Commission and the defendant argue that the Motions should be
granted and the subpoenas quashed because the records of the
Commission are privileged under state law. See
Virginia Code Annotated 17.1-913, -914 (2015 Repl. Vol.).
Under the Federal Rules of Evidence, federal law controls a
claim of privilege in a federal criminal case. See
Fed. R. Evid. 501. The parties here agree that, assuming that
the Commission's records are privileged, this court must
balance the policy considerations underlying the state
privilege against the interest in the enforcement of federal
criminal law. See United States v. Gillock, 445 U.S.
360, 373 (1980); United States v. Cartledge, 928
F.2d 93, 95-96 (4th Cir. 1991). The important
policy considerations underlying the need to protect the
confidentiality of the Commission's investigations and
proceedings have been recognized by the United States Supreme
Court, and, for the sake of brevity, will not be repeated
here. See Landmark Commc'ns Inc. v. Comm. of
Virginia, 435 U.S. 829, 835-36 (1978). Nonetheless, the
court is of the opinion these important interests must yield
to the federal government's interest in enforcing federal
criminal law in this case.
facts of this case support this finding. The Commission's
investigation of and proceedings against the defendant are no

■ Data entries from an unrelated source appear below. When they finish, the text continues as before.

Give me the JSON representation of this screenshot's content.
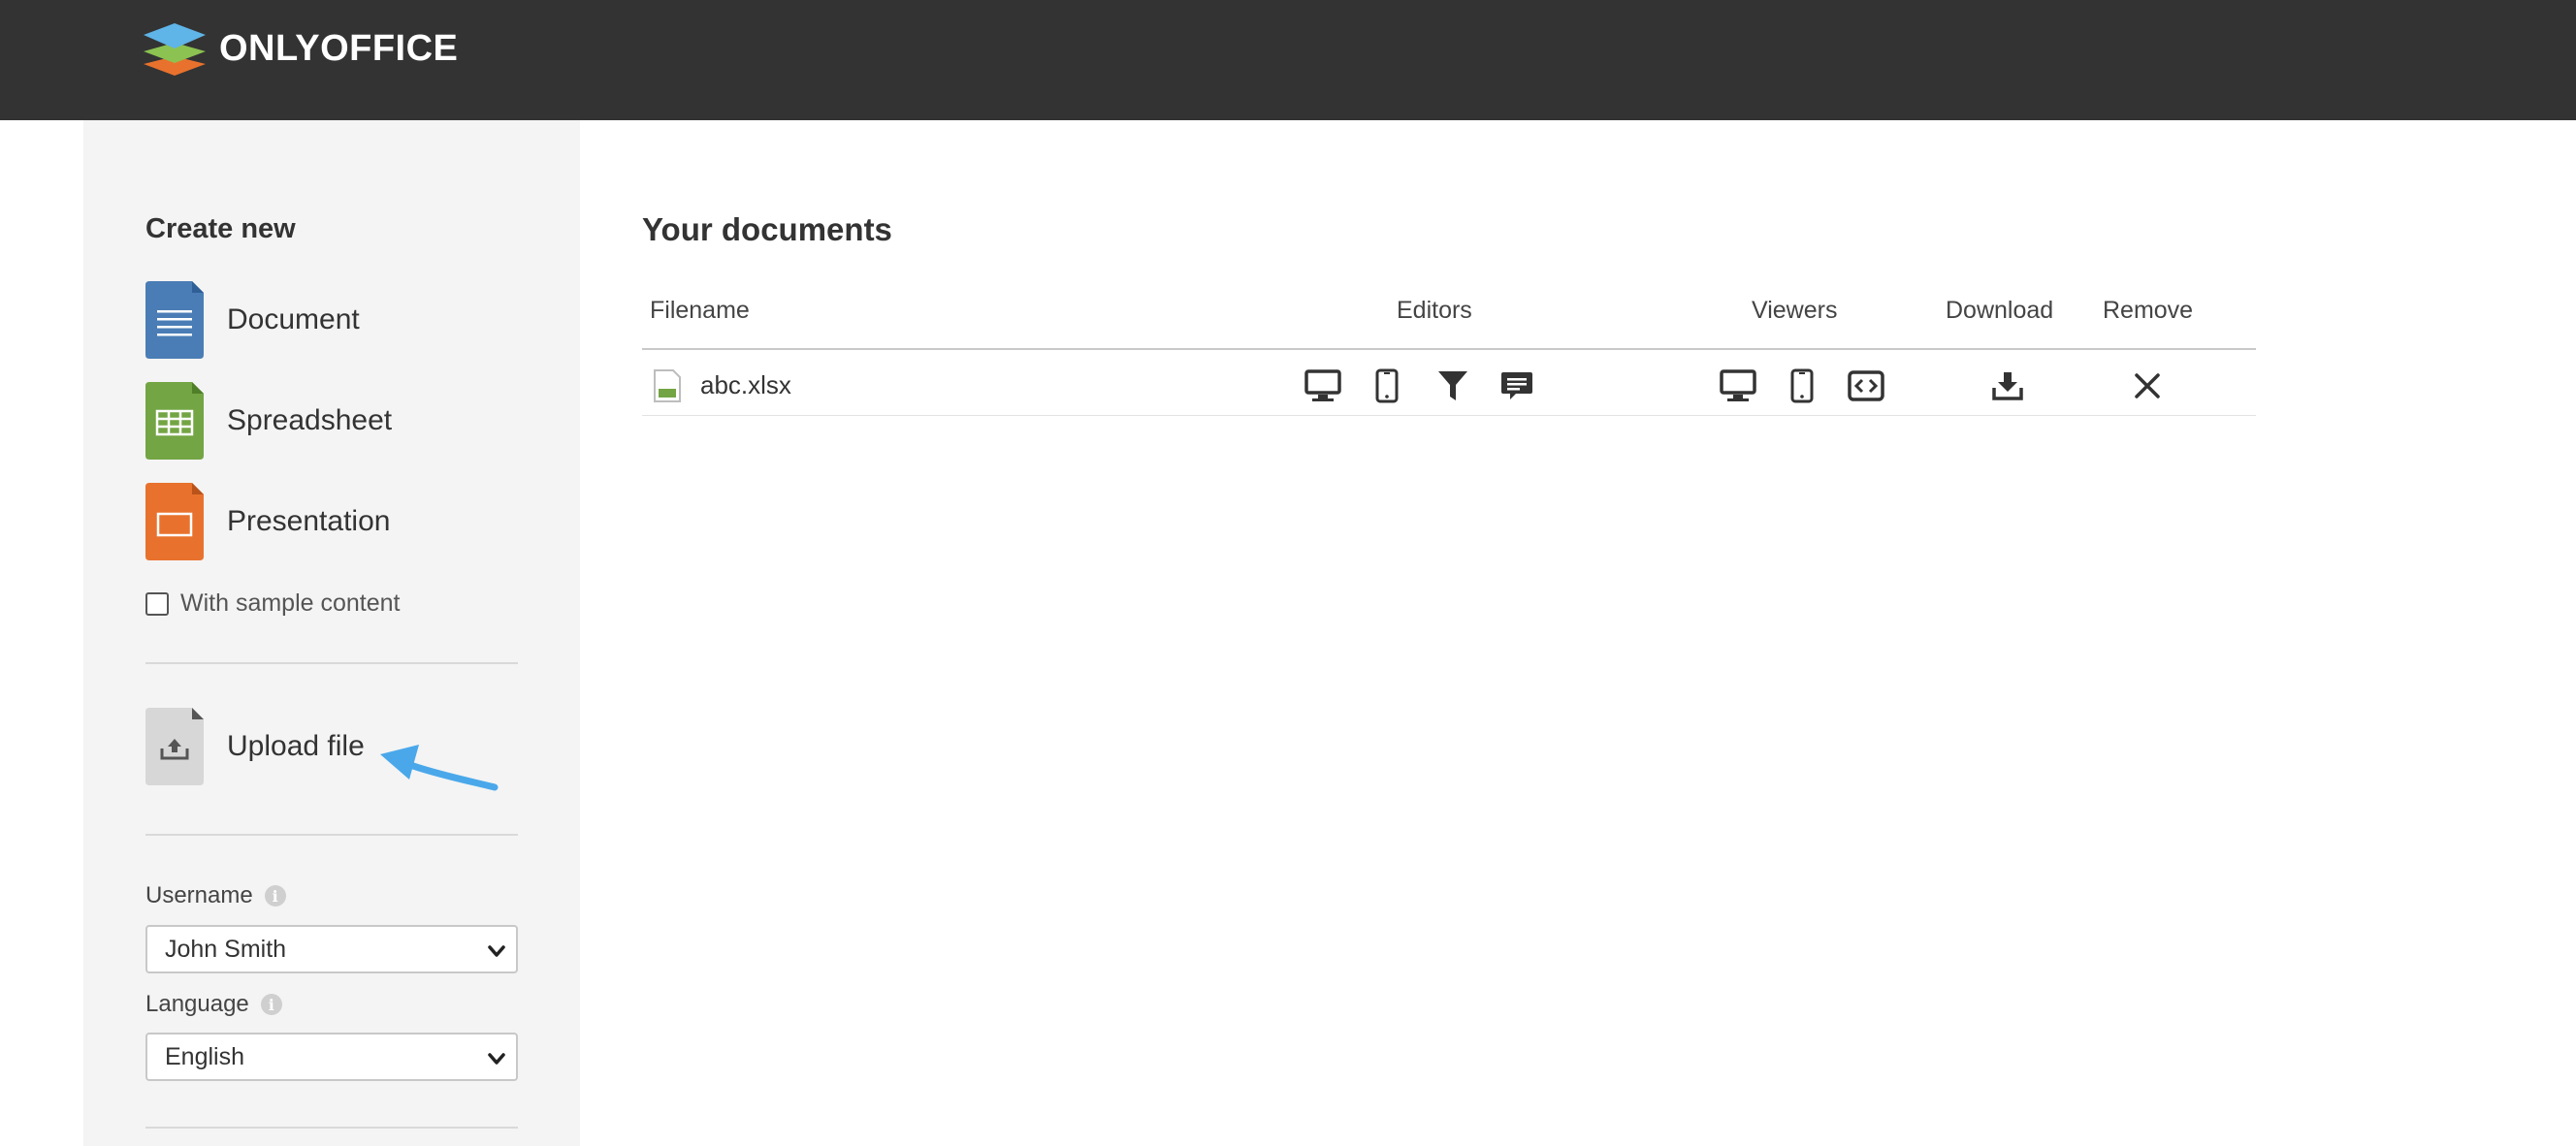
{
  "header": {
    "brand": "ONLYOFFICE"
  },
  "sidebar": {
    "create_title": "Create new",
    "create_items": [
      {
        "label": "Document",
        "icon": "document-icon",
        "color": "#4a7db5"
      },
      {
        "label": "Spreadsheet",
        "icon": "spreadsheet-icon",
        "color": "#73a544"
      },
      {
        "label": "Presentation",
        "icon": "presentation-icon",
        "color": "#e8722d"
      }
    ],
    "sample_content_label": "With sample content",
    "sample_content_checked": false,
    "upload_label": "Upload file",
    "username_label": "Username",
    "username_value": "John Smith",
    "language_label": "Language",
    "language_value": "English"
  },
  "main": {
    "title": "Your documents",
    "columns": {
      "filename": "Filename",
      "editors": "Editors",
      "viewers": "Viewers",
      "download": "Download",
      "remove": "Remove"
    },
    "files": [
      {
        "name": "abc.xlsx",
        "editor_actions": [
          "desktop-icon",
          "mobile-icon",
          "filter-icon",
          "comment-icon"
        ],
        "viewer_actions": [
          "desktop-icon",
          "mobile-icon",
          "embed-icon"
        ],
        "download_icon": "download-icon",
        "remove_icon": "close-icon"
      }
    ]
  },
  "colors": {
    "header_bg": "#333333",
    "sidebar_bg": "#f4f4f4",
    "annotation_arrow": "#4aa8ea"
  }
}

longer confidential, but rather became public knowledge with
the Commission's filing of a complaint against the
defendant with the Virginia Supreme Court seeking his
retirement, censure or removal from judicial office. Also,
the Government's subpoena requesting documents is
narrowly drawn to seek only those documents necessary to
prove the charge against the defendant. It does not seek any
documents provided by the original complainant; nor does it
seek any documents regarding the Commission's
investigation or deliberative process. It seeks only those
documents provided by the defendant to the Commission.
Furthermore, the Government has agreed that the custodian of
records is being subpoenaed to testify for the sole purpose
of authenticating documents provided to the Commission by the
Supreme Court's decision in Gillock also
supports the court's finding. In Gillock, the
Court denied a request to recognize a Tennessee
constitutionally established legislative privilege to prevent
the introduction of the legislative acts of a defendant
charged with public corruption. See 445 U.S. 360. In
so holding, the Court recognized that it previously had held
that a claim of presidential executive privilege was found
wanting when balanced against the need “to secure all
relevant evidence in a criminal proceeding.”
Gillock, 445 U.S. at 373 (citing United
States v. Nixon, 418 U.S. 683 (1974)).
evidentiary privileges are not favored. “Whatever their
origins, these exceptions to the demand for every man's
evidence are not lightly created nor expansively construed,
for they are in derogation of the search for the
truth.” Nixon, 418 U.S. at 710. “The law
will sustain a claim of privilege only when absolutely
necessary to protect and preserve an interest of significant
public importance that the asserted privilege is designed to
serve.” Spell v. McDaniel, 591 F.Supp. 1090,
1116 (E.D. N.C. 1984) (citing United States v.
Mandel, 415 F.Supp. 1025 (D. Md. 1976)).
above-stated reasons, the Motions are
protect the confidential nature of any Commission documents
not made public in its filing with the Virginia Supreme
Court, the court ORDERS that the Commission
documents provided pursuant to subpoena will be placed on
file in the ...